Has there been a point when you’ve decided to take a big risk to move forward? I worked at a design firm for a couple of years after college. I knew I wanted to eventually work for myself, but it wasn’t until I landed my first book deal that I had the confidence—or the savings—to take the leap. I’m excellent at following rules: I like approval, affirmation, and acceptance. However, there’s this tiny glitch in my wiring that has made me somebody who would rather do it on my own if I think I can do it better, even if that means sacrificing security.

Leaving that design job to freelance full time was a huge leap because I had absolutely no business sense, no practice freelancing, and no real plan at all. Looking back, I can’t believe that’s how I dove in, but I’m so glad I did. I’m so grateful and excited about where I am now. I wouldn’t be doing what I’m doing today if it wasn’t for the route that brought me here.

You just wrapped your 100-Day Project, #100daysofgettingstarted. What inspired you to do the project, and what did you learn along the way? Yes! What a great way to spend the last 100 days. The 100-Day Project was the perfect structure for exploration and play. The only parameter was to create something new every day for 100 days.
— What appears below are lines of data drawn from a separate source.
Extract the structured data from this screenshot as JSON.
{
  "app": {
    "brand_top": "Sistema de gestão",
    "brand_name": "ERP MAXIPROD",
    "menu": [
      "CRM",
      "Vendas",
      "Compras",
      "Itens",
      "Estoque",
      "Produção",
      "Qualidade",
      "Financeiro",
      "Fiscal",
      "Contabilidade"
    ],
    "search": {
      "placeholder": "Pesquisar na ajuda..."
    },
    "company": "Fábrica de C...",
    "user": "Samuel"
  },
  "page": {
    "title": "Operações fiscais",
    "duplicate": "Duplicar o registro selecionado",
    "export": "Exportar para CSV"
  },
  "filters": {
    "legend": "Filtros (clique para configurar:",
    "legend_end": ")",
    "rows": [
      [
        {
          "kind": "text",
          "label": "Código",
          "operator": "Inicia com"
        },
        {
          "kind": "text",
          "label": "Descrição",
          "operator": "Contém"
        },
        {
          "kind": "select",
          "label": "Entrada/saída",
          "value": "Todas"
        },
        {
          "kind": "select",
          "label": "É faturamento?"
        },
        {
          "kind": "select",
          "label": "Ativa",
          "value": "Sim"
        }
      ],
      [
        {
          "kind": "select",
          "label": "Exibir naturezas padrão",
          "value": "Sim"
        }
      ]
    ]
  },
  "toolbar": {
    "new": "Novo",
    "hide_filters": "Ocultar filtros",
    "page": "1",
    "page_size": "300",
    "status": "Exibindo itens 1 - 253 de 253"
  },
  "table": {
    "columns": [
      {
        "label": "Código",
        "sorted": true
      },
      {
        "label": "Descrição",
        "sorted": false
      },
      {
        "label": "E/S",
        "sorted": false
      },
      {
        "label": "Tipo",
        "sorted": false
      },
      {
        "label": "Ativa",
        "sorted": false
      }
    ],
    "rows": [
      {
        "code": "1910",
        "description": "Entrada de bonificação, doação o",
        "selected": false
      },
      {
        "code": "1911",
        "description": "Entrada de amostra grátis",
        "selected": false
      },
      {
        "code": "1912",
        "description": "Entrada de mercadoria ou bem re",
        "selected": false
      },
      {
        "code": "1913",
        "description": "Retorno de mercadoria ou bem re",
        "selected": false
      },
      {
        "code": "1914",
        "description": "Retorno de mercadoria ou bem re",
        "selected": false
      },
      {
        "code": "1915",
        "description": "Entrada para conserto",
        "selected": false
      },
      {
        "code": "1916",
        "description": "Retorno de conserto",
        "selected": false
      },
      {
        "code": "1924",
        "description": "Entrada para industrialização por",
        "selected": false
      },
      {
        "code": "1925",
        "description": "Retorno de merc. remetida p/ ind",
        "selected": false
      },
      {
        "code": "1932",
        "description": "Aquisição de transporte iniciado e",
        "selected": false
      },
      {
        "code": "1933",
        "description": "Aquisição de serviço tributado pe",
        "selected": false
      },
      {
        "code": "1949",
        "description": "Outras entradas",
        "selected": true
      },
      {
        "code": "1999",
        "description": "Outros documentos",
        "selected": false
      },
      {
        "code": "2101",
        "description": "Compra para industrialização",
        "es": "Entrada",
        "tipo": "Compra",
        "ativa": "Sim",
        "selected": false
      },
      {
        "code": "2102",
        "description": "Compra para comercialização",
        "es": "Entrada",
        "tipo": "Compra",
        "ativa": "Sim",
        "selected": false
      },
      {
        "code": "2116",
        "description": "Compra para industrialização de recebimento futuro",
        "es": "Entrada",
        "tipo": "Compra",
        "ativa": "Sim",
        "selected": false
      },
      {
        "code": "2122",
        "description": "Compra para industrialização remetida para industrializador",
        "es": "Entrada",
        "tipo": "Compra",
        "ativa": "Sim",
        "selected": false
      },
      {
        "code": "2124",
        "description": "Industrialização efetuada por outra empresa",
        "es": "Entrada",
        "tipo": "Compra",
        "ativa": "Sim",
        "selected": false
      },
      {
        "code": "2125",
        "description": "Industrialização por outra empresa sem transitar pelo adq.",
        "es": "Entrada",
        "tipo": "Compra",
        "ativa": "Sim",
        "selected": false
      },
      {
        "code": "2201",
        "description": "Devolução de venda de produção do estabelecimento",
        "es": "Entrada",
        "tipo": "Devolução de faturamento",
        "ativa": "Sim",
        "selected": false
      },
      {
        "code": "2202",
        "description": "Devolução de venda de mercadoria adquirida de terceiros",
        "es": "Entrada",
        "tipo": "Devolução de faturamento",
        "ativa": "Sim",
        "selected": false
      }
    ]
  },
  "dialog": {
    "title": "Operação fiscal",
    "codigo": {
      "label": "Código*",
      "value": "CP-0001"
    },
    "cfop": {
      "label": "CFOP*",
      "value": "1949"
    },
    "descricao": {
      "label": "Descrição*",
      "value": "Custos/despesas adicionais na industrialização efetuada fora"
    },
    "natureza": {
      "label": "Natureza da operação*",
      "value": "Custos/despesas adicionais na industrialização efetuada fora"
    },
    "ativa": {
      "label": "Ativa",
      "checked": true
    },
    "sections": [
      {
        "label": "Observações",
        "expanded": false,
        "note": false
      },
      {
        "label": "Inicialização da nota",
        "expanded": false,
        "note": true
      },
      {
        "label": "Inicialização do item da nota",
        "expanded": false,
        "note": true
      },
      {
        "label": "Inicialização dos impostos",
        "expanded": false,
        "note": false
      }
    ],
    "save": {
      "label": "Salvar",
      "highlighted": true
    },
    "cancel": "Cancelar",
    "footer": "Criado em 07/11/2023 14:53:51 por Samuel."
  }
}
Within those boundaries, I was able to practice, refine, explore, create bad art, and create good art. I knew I wanted to focus on creating art for the first few months of my residency, as it’s a rare opportunity to enhance my creative process without being concerned about meeting deadlines or other competing priorities. It’s been incredibly encouraging to explore and enjoy the process.

I decided to call it #100daysofgettingstarted because I’m a big fan of starting. Everything is connected, and we don’t know what can happen unless we try. I love it when you can trace one seemingly serendipitous event back to another seemingly serendipitous event. All of those connections happened because they happened. And things don’t happen unless they start. Having the confidence to start and restart over and over is powerful.

The best part about starting over and over for 100 days is that you’re not only practicing your craft, but you’re also practicing the art of getting started. By the end of 100 days, you become a little less scared of the blank page. I don’t think it’s like riding a bike, though: starting and creativity are more like muscles, and they need to be exercised.

Getting started is often the hardest part. What’s your best advice to those who are struggling to get started? It’s easy to look at people who are making things happen and think, “I wish I was like that. I wish I could be involved in interesting projects and take those sorts of risks.” But the thing is: we all have that in us. Those people aren’t superheroes—they’ve just had practice. They’ve leveled up, and it’s not fair to compare our progress with their high score. My advice is that the more you practice starting, the easier it gets.

I’m big on celebrating process. The awkward first drafts are the warriors that bring us to the finish line. If we can celebrate the process, then we can give ourselves permission to fail. When we have permission to fail, we have nothing to lose. And when we have nothing to lose, there’s nothing stopping us from giving it a go.interview close

You’re HOW OLD?
You’re HOW OLD? (100 Days of Getting Started)

“It’s easy to look at people who are making things happen and think, ‘I wish I was like that. I wish I could be involved in interesting projects and take those sorts of risks.’ But the thing is: we all have that in us.”